A sportsbook is a place where bettors can place bets on various sporting events. The bets can include a number of different types of markets, including moneyline bets, over/under (O/U) bets, and parlays. In addition, some sportsbooks also offer wagers on non-sporting events, such as politics and esports.
The sportsbook industry is booming with the recent legalization of gambling on professional and amateur sports in many states. The new regulations are opening up a whole new market for sportsbook operators, which will increase competition and encourage innovation in the industry. In order to make the most of this opportunity, sportsbook operators should carefully evaluate the new regulations and understand their implications for their business.
Online betting is a popular activity at sportsbooks, and many have created apps that are easy to use. These sites are also compatible with most mobile devices, allowing bettors to place wagers from anywhere they have an internet connection. A good sportsbook will allow bettors to deposit and withdraw using a variety of methods, including credit cards and e-wallets. It will also be compatible with all major browsers and have a responsive design that works well on all devices.
Sportsbooks are regulated and licensed by the state in which they operate, and most states require them to abide by strict consumer protection rules. These rules cover issues such as responsible gaming, data privacy, and customer refunds. Many offshore sportsbooks, however, do not comply with these regulations. In addition, they do not pay state and local taxes, so consumers may be at risk of losing their funds.
In terms of the actual odds, sportsbooks use a formula to determine the chances that an event will occur. These odds are based on the probability of a team winning or losing, as well as the number of points scored by a player in a game. The odds are designed to ensure that a sportsbook will earn money in the long run, even when some bettors lose.
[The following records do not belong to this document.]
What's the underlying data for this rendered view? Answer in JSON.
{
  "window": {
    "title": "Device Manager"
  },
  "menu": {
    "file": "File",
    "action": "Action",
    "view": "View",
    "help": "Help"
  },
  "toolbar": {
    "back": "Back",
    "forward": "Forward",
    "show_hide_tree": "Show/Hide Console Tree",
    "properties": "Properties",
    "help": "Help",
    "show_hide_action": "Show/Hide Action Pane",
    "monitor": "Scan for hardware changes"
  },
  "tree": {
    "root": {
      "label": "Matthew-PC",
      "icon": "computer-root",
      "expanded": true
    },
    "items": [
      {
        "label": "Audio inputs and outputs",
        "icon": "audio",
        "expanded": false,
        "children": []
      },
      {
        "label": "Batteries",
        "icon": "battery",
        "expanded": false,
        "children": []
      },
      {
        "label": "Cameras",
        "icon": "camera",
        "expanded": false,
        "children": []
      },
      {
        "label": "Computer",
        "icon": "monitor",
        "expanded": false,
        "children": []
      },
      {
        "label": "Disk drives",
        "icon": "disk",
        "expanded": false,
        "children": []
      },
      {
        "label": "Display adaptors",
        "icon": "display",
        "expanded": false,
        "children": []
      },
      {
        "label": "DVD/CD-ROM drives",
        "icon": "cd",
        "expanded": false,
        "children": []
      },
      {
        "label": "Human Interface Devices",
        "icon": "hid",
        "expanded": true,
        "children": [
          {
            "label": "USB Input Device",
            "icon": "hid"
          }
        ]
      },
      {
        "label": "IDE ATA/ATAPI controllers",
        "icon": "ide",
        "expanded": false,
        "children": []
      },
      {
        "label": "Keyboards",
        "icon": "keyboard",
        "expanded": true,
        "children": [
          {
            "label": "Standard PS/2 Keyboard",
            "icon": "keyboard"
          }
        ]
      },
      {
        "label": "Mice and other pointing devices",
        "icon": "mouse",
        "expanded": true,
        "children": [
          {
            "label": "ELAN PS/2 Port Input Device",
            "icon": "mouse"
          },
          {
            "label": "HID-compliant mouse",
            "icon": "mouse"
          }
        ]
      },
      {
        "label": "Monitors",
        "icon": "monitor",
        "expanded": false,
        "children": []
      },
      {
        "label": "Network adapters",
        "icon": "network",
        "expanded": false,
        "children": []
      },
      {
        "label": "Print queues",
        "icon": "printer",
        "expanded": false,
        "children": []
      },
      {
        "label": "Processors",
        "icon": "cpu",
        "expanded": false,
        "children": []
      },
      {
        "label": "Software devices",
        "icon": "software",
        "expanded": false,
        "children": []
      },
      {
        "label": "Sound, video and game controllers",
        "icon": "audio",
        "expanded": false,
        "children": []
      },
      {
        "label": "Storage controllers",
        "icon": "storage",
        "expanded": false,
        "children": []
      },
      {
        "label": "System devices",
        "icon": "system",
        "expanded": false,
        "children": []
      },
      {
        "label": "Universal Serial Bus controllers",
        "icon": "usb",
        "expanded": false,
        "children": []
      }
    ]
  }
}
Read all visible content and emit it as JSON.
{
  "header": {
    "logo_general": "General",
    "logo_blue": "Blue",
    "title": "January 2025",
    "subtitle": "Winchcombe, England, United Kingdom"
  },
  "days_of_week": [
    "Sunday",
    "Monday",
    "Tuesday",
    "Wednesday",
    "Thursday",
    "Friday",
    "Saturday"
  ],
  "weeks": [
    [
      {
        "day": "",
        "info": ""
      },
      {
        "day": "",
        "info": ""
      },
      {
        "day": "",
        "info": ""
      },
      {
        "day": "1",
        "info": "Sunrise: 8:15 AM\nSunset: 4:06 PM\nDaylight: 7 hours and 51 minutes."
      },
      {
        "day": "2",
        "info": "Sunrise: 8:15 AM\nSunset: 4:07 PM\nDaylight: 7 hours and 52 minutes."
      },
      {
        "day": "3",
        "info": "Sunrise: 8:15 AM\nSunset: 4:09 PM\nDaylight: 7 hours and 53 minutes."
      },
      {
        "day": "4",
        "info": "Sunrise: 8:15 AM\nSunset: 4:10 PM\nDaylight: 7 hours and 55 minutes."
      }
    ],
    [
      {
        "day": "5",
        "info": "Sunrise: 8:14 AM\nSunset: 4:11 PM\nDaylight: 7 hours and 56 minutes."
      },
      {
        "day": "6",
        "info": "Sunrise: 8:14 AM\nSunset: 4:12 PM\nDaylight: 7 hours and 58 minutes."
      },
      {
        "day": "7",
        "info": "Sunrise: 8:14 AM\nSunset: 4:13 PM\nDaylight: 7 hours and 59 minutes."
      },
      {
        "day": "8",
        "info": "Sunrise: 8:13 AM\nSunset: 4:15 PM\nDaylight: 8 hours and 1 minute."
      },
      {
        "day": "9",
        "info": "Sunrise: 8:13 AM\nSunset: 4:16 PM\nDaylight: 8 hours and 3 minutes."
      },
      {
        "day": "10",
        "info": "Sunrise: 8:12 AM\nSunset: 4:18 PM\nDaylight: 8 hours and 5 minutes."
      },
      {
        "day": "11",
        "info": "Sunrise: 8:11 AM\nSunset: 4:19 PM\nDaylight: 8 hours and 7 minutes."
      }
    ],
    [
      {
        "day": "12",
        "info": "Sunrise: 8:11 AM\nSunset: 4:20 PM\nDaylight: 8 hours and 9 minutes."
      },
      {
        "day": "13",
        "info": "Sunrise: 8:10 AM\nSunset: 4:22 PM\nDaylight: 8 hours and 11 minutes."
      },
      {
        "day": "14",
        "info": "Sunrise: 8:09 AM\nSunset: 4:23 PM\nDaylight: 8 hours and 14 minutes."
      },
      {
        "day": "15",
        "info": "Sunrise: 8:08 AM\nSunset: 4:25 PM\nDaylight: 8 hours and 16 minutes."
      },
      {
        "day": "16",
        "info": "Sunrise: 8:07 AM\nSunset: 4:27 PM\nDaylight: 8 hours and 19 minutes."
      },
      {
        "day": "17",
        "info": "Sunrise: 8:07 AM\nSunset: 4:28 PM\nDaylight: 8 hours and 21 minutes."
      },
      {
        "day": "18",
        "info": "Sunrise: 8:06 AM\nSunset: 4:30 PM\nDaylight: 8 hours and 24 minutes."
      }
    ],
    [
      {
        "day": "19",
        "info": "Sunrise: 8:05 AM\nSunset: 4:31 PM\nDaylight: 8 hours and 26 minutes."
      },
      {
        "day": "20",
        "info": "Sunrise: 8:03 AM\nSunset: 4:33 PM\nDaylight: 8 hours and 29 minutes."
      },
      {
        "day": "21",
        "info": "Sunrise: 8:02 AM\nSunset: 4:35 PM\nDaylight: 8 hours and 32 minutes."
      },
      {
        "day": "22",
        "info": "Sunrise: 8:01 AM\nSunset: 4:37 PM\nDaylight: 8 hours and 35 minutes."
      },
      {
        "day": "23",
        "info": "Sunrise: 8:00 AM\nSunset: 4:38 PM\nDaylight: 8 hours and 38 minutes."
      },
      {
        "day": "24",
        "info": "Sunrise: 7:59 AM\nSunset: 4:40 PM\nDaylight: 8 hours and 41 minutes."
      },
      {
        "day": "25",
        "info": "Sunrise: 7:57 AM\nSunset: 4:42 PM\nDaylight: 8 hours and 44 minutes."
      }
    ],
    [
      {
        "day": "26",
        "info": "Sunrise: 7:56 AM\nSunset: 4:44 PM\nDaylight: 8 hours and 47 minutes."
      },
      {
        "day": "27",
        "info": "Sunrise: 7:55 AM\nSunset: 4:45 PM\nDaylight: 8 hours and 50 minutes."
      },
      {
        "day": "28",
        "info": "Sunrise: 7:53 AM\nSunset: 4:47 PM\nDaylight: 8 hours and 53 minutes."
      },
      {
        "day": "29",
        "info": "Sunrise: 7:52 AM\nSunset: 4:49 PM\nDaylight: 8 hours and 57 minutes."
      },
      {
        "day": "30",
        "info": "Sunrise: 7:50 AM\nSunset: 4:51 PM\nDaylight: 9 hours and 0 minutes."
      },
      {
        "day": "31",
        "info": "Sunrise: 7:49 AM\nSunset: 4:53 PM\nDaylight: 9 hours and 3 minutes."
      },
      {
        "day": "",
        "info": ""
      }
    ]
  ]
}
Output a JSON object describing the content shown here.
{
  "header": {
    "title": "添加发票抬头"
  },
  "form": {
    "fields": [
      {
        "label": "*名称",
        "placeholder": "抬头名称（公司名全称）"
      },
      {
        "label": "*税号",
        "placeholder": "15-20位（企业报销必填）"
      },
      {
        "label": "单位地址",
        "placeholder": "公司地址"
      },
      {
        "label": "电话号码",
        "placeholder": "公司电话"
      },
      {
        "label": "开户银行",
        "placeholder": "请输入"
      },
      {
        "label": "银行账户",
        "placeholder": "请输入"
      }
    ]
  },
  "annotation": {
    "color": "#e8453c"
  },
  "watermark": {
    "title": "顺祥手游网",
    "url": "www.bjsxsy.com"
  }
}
A sportsbook’s profits depend on the number of bets placed and the amount of money wagered by each bettor. The profits are capped at a certain percentage, which is known as the vig or vigorish. In the past, vig was only charged to bettors who lost, but this has changed with the introduction of legalized sportsbooks.
Choosing the right sportsbook depends on your personal preferences and budget. You should check the website’s minimum and maximum bet amounts, as well as their bonus offers. You should also look at the number of available payment methods and whether they are accepted by your bank. Lastly, you should consider whether the sportsbook offers your favorite games and teams. This way, you can be sure that you’ll get the most value for your money. It’s also worth checking if the sportsbook has a mobile app, as this will help you stay up to date with the latest news and betting trends. Moreover, you should always read the terms and conditions of the sportsbook before placing your bets.